There’s a lot to consider. It’s not just about hiring the right contractor for the job; it’s about having a team that’s adequately trained and prepared to work with freelancers. It’s also about establishing clear objectives and expectations for the temp’s role on the team.
With some forethought and a bit of effort, you can welcome temporary workers into your fold seamlessly. Avoid the following three common mistakes and you’ll be well on your way to a productive workplace in which freelancers and full-timers work together in harmony.
Mistake 1: Not explaining the vision
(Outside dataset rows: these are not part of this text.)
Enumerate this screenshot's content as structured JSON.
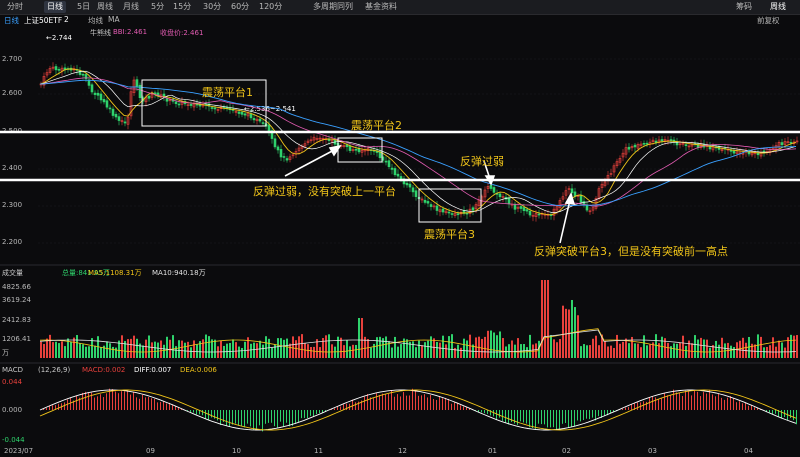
{
  "toolbar": {
    "tabs": [
      "分时",
      "日线",
      "5日",
      "周线",
      "月线",
      "5分",
      "15分",
      "30分",
      "60分",
      "120分",
      "多周期同列",
      "基金资料"
    ],
    "active_tab": "日线",
    "right_items": [
      "筹码",
      "周线"
    ]
  },
  "subbar": {
    "period": "日线",
    "symbol": "上证50ETF",
    "count": "2",
    "ma_label": "均线",
    "ma_prefix": "MA",
    "right": "前复权"
  },
  "price_panel": {
    "indicator_name": "牛熊线",
    "bbi": "BBI:2.461",
    "close": "收盘价:2.461",
    "high_marker": "←2.744",
    "mid_marker": "←2.536~2.541",
    "y_ticks": [
      "2.700",
      "2.600",
      "2.500",
      "2.400",
      "2.300",
      "2.200"
    ]
  },
  "annotations": {
    "platform1": "震荡平台1",
    "platform2": "震荡平台2",
    "platform3": "震荡平台3",
    "rebound_weak_1": "反弹过弱，没有突破上一平台",
    "rebound_weak_2": "反弹过弱",
    "rebound_break_3": "反弹突破平台3，但是没有突破前一高点"
  },
  "volume_panel": {
    "title": "成交量",
    "total": "总量:841.95万",
    "ma5": "MA5:1108.31万",
    "ma10": "MA10:940.18万",
    "y_ticks": [
      "4825.66",
      "3619.24",
      "2412.83",
      "1206.41"
    ],
    "unit": "万"
  },
  "macd_panel": {
    "title": "MACD",
    "params": "(12,26,9)",
    "macd": "MACD:0.002",
    "diff": "DIFF:0.007",
    "dea": "DEA:0.006",
    "y_ticks": [
      "0.044",
      "0.000",
      "-0.044"
    ]
  },
  "x_axis": [
    "2023/07",
    "09",
    "10",
    "11",
    "12",
    "01",
    "02",
    "03",
    "04"
  ],
  "colors": {
    "up": "#e8413c",
    "down": "#2fd36c",
    "ma_yellow": "#f0c419",
    "ma_pink": "#e05bb0",
    "ma_blue": "#3aa0ff",
    "annotation": "#f0c419"
  }
}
Management in organizations often assume that the contractors they hire understand the end-purpose of their role in the the same way the leader does. Friction with a contractor occurs when the team believes the temp doesn’t understand the purpose of the project, which sometimes can be misconstrued as the contractor not caring about the project or the team. That’s why leaders need to integrate the contractor into the team by helping the contractor understand the vision for the project and by aligning the role to the contractor’s skills. Something as simple as a “here’s why you’re doing this work” conversation can do wonders.
Mistake 2: Forgetting there’s a person behind the skill set
Focusing on a contractor’s skills without considering that person’s compatibility with the team can lead to trouble. High-performing teams often are high performing because they understand, consciously or unconsciously, each member’s personality and the best way of accomplishing a task. One person may think out loud, sparking ideas and getting into a flow, while other members may stay quiet, listen, formulate an idea and then speak up. Conflict occurs when leaders don’t consider the contractor’s personality and how that jives with the team. Yes, you’re hiring a temp for her ability to do a specific job, but if she’s not compatible with the people she’ll be working with, it’s unlikely to be a productive arrangement.
Mistake 3: Being vague about expectations
When a contractor is brought in, he may assume he will be provided with adequate support. The team he’ll be working with, on the other hand, may be under the impression that he’s prepared to work independently. Trouble can occur when the contractor feels he’s not equipped with the tools and guidance to do the job correctly. To address this, leaders need to decide—and to communicate to both the temp and the people he’ll work with—how much support the contractor is likely to need for the project.
Ideally, a fully trained in-house coach would be in place to help foster communication and efficiency among contractors, their co-workers and their employers. If you have someone internally who can mediate (and ward off) any conflicts, and if you avoid the preceding mistakes, you’ll be able to reap the benefits of freelance employees without any of the headaches.
Adam Verity is the Director for Corporate Relations at Erickson Coaching International. He helps business executives and leaders implement external and internal coaching practices in their organizations, helping them to unlock the inner creativity, motivation and productivity in their employees. Adam has contributed to building highly productive teams and fast-growing businesses across three different industries in four different countries. He can be reached at firstname.lastname@example.org.